The following is a story about a couple who lived together, like many other married couples, for more than fifty years. They shared the problems and difficulties inherent in their lot but still managed to remain together, and in that process, raising their six children.
One may call it a love story but more than that, it is a saga of love in the face of the onset, progress, and end of a dehumanizing illness. Like with other afflictions its cause is unknown, its treatment merely palliative and its course inexorable until death. The illness lasts an average of seven years. Its symptoms are insidious and progressive.
For a lay observer they are difficult to appraise their effects on the behavior of the loved one. The patient becomes forgetful, loses affect, the facial expression is sluggish, and the gait difficult or erratic. Memory fails from the present into the past.
For that reason he or she feels more comfortable recalling the far past while visiting their parents or childhood friends. Their distant past becomes their present. Until now, there is no cure for this condition that generally starts after the sixtieth year.
In my wife the first symptoms appeared at 58 years of age and progressed rapidly even though she received the drugs treatment available. She died eleven years later at 69 years of age. The deterioration of cognitive processes results in the presence of a body in the absence of the mind. The subject cannot manifest herself, can not express her feelings.
She needs assistance in her most basic requirements and returns to childhood although she may retain the capacity to express love and kindness. We end up with a body without remembrance, a body without a cast shadow. Who are you? is an obligatory question made by the patient to their spouse or caregiver.

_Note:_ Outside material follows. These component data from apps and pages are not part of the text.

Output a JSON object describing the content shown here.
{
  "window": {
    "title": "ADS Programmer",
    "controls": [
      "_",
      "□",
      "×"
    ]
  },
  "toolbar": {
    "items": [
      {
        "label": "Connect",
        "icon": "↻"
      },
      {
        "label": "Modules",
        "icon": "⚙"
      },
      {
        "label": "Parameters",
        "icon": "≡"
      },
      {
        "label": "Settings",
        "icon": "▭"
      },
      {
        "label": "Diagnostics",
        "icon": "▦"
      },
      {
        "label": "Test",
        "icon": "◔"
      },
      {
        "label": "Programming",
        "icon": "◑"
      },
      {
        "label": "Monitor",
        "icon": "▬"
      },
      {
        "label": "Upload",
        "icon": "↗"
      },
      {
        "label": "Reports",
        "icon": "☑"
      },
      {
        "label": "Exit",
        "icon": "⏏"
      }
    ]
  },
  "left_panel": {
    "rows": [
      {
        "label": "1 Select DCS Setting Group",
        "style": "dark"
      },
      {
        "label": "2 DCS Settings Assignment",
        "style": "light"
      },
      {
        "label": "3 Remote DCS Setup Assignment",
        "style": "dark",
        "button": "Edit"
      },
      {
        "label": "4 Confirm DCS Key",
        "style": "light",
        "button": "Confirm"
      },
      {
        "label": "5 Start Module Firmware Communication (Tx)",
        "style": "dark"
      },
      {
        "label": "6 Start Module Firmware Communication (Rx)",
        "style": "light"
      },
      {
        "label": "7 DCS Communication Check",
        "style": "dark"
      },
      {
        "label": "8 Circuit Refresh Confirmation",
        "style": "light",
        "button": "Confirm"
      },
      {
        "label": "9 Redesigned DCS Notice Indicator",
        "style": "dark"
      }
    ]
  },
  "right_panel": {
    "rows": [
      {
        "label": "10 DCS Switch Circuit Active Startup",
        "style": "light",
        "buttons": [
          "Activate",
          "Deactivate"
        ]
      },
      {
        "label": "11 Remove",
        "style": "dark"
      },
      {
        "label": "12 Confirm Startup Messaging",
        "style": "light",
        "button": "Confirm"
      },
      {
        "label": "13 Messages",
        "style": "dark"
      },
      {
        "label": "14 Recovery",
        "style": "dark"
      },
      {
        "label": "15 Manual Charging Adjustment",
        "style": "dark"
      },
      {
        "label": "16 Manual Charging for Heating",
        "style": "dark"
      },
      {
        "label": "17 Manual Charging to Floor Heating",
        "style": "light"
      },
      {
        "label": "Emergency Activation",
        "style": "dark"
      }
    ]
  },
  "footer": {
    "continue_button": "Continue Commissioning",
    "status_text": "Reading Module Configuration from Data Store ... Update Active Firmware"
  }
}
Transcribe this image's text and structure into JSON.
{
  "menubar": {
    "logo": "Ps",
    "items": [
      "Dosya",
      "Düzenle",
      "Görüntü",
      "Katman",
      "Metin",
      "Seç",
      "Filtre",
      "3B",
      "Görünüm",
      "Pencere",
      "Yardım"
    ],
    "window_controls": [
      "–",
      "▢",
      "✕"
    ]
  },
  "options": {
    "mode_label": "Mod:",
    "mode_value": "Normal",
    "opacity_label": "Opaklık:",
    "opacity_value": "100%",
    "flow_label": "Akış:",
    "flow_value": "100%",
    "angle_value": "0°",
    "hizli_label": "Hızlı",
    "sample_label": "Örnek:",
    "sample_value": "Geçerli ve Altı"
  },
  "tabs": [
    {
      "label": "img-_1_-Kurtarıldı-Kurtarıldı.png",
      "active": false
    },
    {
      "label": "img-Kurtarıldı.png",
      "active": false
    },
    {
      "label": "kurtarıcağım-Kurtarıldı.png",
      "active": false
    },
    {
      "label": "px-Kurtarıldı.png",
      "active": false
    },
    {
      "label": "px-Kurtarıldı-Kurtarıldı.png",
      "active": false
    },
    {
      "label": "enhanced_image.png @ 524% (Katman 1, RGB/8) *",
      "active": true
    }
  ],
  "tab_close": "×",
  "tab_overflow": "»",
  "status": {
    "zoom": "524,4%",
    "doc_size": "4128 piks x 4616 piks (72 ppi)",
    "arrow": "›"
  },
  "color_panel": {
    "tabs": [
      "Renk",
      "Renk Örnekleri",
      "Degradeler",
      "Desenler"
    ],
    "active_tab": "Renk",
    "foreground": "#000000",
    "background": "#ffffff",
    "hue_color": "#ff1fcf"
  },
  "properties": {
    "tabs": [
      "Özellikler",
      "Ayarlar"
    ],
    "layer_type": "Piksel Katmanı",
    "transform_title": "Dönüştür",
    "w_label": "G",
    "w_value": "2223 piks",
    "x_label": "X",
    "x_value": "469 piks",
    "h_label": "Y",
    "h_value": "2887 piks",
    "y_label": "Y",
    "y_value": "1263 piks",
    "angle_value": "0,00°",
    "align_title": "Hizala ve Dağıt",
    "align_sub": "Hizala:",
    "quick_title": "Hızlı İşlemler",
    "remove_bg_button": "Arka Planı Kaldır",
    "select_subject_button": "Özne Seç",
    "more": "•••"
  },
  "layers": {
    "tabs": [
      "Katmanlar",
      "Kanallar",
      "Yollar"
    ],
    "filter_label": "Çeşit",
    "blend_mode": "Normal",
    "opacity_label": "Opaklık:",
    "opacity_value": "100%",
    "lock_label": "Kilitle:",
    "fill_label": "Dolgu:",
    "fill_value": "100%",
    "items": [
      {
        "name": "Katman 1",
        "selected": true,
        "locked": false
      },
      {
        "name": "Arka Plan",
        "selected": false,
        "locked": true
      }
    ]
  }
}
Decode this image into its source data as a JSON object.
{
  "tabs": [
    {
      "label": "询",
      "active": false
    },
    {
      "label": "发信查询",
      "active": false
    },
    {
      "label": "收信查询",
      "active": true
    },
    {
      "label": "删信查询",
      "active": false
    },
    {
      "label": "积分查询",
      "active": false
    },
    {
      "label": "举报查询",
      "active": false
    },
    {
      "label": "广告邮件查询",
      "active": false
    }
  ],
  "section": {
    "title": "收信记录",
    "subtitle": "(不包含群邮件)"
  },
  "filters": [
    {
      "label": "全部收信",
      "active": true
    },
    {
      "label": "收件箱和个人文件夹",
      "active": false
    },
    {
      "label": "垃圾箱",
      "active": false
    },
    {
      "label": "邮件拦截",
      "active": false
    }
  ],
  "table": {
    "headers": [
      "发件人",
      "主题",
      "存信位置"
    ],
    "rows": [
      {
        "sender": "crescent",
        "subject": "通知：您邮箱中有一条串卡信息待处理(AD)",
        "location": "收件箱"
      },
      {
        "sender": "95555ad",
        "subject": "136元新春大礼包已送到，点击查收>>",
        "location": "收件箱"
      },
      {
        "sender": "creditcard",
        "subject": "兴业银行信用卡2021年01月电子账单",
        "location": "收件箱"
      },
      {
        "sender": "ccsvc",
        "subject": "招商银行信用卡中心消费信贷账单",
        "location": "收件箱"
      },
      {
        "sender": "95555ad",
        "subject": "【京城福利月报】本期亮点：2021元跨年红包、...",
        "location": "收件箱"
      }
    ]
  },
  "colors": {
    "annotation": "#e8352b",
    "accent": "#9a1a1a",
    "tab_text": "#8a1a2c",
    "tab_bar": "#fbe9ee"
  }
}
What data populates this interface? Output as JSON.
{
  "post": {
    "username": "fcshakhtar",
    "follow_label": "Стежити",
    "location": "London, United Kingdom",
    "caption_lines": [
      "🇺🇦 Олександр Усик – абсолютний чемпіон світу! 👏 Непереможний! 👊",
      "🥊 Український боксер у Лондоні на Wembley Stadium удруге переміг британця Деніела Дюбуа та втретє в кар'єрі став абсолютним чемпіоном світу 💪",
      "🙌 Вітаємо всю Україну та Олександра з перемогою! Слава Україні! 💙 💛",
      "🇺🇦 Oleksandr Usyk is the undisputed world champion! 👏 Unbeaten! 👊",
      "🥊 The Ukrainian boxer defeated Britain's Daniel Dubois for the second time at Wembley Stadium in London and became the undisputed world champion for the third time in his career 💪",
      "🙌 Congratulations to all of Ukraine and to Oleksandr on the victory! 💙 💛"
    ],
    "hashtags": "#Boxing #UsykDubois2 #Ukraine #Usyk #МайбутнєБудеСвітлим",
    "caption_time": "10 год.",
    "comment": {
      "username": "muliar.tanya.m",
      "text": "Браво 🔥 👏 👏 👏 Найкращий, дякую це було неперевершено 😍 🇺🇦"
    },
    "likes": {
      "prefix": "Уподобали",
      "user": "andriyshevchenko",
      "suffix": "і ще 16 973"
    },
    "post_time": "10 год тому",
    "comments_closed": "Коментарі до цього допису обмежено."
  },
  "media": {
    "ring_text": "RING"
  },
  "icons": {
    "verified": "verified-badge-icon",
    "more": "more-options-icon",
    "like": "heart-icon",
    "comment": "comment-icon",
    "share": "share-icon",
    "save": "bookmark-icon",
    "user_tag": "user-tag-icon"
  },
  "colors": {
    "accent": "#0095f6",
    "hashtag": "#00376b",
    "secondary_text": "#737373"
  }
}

The objectives of the movie are two: first to educate the relatives and caregivers of patients with Alzheimer's disease so that do no antagonize or discuss with the patients, what the patient says is his reality, nobody can change it.
The second objective is to demonstrate what could be the behavior of the healthy spouse in regard to his/her social, moral, intellectual and sexual behavior in society. This I have never seen in any other book or picture about Alzheimer's.